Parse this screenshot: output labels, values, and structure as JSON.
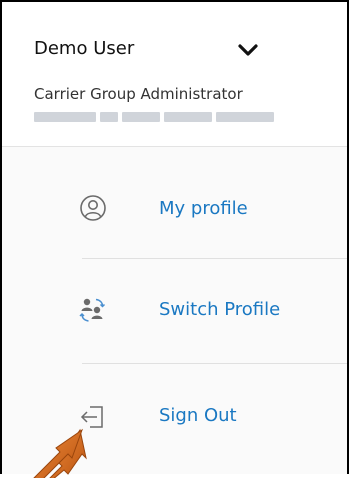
{
  "header": {
    "user_name": "Demo User",
    "user_role": "Carrier Group Administrator"
  },
  "menu": {
    "items": [
      {
        "label": "My profile",
        "icon": "user-circle-icon"
      },
      {
        "label": "Switch Profile",
        "icon": "switch-users-icon"
      },
      {
        "label": "Sign Out",
        "icon": "sign-out-icon"
      }
    ]
  },
  "colors": {
    "link": "#1a78c2",
    "icon_gray": "#6b6b6b",
    "menu_bg": "#fafafa",
    "arrow": "#d96a1c",
    "border": "#000000"
  }
}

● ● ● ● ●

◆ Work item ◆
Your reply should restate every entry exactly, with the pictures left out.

◆ Answer to the problem ◆
Parse this screenshot: output labels, values, and structure as JSON.
{
  "header": {
    "user_name": "Demo User",
    "user_role": "Carrier Group Administrator"
  },
  "menu": {
    "items": [
      {
        "label": "My profile",
        "icon": "user-circle-icon"
      },
      {
        "label": "Switch Profile",
        "icon": "switch-users-icon"
      },
      {
        "label": "Sign Out",
        "icon": "sign-out-icon"
      }
    ]
  },
  "colors": {
    "link": "#1a78c2",
    "icon_gray": "#6b6b6b",
    "menu_bg": "#fafafa",
    "arrow": "#d96a1c",
    "border": "#000000"
  }
}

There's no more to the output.